Instructions to follow: Return all of the records below verbatim.

══════════════════════════════

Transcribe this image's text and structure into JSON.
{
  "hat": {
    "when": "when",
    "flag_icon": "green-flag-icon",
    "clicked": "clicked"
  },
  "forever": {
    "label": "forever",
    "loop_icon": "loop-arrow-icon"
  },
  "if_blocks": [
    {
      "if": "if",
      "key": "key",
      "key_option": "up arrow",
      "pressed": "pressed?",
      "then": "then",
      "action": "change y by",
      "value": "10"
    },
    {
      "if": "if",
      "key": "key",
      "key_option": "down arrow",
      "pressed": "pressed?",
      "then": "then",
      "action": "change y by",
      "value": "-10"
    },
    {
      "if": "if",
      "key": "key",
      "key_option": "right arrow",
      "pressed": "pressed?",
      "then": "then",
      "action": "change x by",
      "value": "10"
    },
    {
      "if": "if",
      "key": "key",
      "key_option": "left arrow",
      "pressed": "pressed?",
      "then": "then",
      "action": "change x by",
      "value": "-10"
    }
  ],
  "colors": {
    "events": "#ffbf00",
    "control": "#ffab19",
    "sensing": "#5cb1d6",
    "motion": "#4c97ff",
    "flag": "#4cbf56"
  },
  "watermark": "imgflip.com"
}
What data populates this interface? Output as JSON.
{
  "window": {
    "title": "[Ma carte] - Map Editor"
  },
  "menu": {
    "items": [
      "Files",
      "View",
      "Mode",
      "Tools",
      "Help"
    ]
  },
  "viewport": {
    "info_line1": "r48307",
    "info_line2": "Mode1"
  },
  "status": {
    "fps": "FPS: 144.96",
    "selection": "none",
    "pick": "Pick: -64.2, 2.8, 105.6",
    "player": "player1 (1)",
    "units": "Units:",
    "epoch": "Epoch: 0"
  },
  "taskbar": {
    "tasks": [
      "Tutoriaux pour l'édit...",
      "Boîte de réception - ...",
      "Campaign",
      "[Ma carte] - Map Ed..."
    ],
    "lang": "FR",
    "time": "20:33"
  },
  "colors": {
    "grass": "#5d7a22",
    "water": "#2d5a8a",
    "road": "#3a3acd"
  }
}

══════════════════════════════

Response below:
Transcribe this image's text and structure into JSON.
{
  "hat": {
    "when": "when",
    "flag_icon": "green-flag-icon",
    "clicked": "clicked"
  },
  "forever": {
    "label": "forever",
    "loop_icon": "loop-arrow-icon"
  },
  "if_blocks": [
    {
      "if": "if",
      "key": "key",
      "key_option": "up arrow",
      "pressed": "pressed?",
      "then": "then",
      "action": "change y by",
      "value": "10"
    },
    {
      "if": "if",
      "key": "key",
      "key_option": "down arrow",
      "pressed": "pressed?",
      "then": "then",
      "action": "change y by",
      "value": "-10"
    },
    {
      "if": "if",
      "key": "key",
      "key_option": "right arrow",
      "pressed": "pressed?",
      "then": "then",
      "action": "change x by",
      "value": "10"
    },
    {
      "if": "if",
      "key": "key",
      "key_option": "left arrow",
      "pressed": "pressed?",
      "then": "then",
      "action": "change x by",
      "value": "-10"
    }
  ],
  "colors": {
    "events": "#ffbf00",
    "control": "#ffab19",
    "sensing": "#5cb1d6",
    "motion": "#4c97ff",
    "flag": "#4cbf56"
  },
  "watermark": "imgflip.com"
}
What data populates this interface? Output as JSON.
{
  "window": {
    "title": "[Ma carte] - Map Editor"
  },
  "menu": {
    "items": [
      "Files",
      "View",
      "Mode",
      "Tools",
      "Help"
    ]
  },
  "viewport": {
    "info_line1": "r48307",
    "info_line2": "Mode1"
  },
  "status": {
    "fps": "FPS: 144.96",
    "selection": "none",
    "pick": "Pick: -64.2, 2.8, 105.6",
    "player": "player1 (1)",
    "units": "Units:",
    "epoch": "Epoch: 0"
  },
  "taskbar": {
    "tasks": [
      "Tutoriaux pour l'édit...",
      "Boîte de réception - ...",
      "Campaign",
      "[Ma carte] - Map Ed..."
    ],
    "lang": "FR",
    "time": "20:33"
  },
  "colors": {
    "grass": "#5d7a22",
    "water": "#2d5a8a",
    "road": "#3a3acd"
  }
}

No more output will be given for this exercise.